That was as high as consumption ever got—but what reduced alcohol’s use was not a tax. It was economic expansion paired with a social movement. A new religious crusade, the temperance movement, stigmatized alcohol consumption and public drunkenness, framing them as sins. “You could say [the temperance movement is] the practice-round for nearly every other activist movement that would follow in American history,” Jon Grinspan, a curator at the National Museum of American History, told me in an email. Americans also started substituting one licit drug for another: From the 1820s to the 1850s, tea and coffee consumption more than doubled.
What followed was a historic drop in booze consumption. By the 1850s, the average American adult drank less than two gallons a year. When the Civil War broke out a decade later, Congress desperately needed revenue and passed a new excise tax on alcohol. (It helped that many of the same religious moralists who had led the temperance movement now participated in the antislavery Republican Party.) As the war ended, the tax remained—and became essential. By the turn of the 20th century, the alcohol tax generated more than 30 percent of federal revenues every year. (In 1913, when Congress imposed the modern income tax, its share fell to 10 percent.)

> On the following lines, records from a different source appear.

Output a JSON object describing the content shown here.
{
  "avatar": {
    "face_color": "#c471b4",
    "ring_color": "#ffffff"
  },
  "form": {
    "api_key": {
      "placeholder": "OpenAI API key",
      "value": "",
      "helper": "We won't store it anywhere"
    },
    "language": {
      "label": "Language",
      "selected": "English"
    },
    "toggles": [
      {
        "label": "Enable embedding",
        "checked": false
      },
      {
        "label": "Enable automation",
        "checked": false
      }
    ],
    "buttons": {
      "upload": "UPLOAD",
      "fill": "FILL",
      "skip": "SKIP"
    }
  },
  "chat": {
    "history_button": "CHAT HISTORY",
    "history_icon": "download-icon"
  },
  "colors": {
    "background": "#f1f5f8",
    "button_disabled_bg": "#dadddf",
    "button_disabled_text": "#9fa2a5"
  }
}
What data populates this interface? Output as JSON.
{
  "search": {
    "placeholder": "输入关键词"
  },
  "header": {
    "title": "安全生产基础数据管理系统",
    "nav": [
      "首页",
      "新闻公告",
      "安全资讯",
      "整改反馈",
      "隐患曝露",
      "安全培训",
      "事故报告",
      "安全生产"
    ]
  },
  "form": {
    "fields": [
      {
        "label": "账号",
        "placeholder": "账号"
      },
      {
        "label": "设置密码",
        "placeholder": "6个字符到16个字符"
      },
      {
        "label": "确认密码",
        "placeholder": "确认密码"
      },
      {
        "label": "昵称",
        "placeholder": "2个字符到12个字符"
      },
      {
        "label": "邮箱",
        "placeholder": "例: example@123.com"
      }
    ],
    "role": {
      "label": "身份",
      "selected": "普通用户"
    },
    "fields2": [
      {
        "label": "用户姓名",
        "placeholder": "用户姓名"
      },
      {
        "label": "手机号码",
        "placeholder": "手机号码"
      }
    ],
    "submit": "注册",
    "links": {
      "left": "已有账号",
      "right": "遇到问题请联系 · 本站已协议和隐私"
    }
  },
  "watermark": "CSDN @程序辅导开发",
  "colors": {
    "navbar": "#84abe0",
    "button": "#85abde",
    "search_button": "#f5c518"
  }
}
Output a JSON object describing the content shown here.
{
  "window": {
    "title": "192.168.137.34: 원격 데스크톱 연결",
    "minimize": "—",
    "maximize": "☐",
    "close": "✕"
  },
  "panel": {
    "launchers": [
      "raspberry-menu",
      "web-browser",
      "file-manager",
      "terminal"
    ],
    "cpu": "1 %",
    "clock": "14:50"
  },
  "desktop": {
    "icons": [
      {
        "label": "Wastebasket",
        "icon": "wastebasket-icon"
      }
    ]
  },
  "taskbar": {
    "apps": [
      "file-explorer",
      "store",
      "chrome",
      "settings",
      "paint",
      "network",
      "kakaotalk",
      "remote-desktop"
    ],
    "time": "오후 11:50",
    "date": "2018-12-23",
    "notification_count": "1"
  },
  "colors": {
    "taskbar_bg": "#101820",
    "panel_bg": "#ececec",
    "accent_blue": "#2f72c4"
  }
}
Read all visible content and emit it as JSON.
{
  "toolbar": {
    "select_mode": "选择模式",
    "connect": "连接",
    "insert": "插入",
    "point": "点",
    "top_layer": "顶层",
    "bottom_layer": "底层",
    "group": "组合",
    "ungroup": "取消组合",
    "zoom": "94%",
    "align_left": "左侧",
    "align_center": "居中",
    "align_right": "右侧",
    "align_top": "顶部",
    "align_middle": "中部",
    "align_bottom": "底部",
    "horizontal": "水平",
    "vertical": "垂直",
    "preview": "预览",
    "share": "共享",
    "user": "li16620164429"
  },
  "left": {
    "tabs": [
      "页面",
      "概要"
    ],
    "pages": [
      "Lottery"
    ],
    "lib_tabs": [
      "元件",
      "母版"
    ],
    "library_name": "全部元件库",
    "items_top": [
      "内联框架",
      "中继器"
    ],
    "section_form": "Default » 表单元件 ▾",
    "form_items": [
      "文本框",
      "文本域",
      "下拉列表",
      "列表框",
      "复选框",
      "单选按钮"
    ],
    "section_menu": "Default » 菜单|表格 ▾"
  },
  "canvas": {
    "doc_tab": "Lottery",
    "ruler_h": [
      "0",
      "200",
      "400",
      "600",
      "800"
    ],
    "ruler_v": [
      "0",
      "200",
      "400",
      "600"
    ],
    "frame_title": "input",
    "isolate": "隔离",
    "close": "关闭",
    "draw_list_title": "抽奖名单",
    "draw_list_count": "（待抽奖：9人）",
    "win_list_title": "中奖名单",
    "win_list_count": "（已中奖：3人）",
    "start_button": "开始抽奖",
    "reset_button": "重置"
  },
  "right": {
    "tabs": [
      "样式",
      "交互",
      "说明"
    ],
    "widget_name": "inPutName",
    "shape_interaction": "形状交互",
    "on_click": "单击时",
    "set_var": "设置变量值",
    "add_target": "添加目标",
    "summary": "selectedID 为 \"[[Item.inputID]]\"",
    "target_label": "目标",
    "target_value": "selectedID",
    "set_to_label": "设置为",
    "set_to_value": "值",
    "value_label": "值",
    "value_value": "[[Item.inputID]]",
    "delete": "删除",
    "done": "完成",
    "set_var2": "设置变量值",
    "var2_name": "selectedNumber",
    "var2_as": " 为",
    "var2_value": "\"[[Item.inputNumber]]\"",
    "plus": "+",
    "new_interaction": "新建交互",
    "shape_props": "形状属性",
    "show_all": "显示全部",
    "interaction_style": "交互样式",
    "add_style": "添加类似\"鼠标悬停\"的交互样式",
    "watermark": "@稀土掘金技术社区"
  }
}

This history is important, I think, because it shows that even in a case where America implemented an economically rational policy, we didn’t adopt it by a particularly rational process. In 1790, the government could not impose an alcohol tax without facing rebellion; by 1890, the government depended on an alcohol tax for a large share of its revenues. The politics that made that change possible stemmed from, first, a campaign led by one of the country’s earliest activist movements and, second, the greater availability of alcohol substitutes such as coffee and tea. Even then, temperance activists later tried to pass their favored policy, a supply-side ban on the production, transportation, and sale of alcohol that we call Prohibition.
These two preconditions seem more important when considered for fossil fuels, which furnish most primary energy in our industrial society. The U.S. might one day adopt a carbon tax. But cheap substitutes to fossil fuels seem likely to come first—and a policy that focuses on securing them as options shouldn’t be rejected on the merits.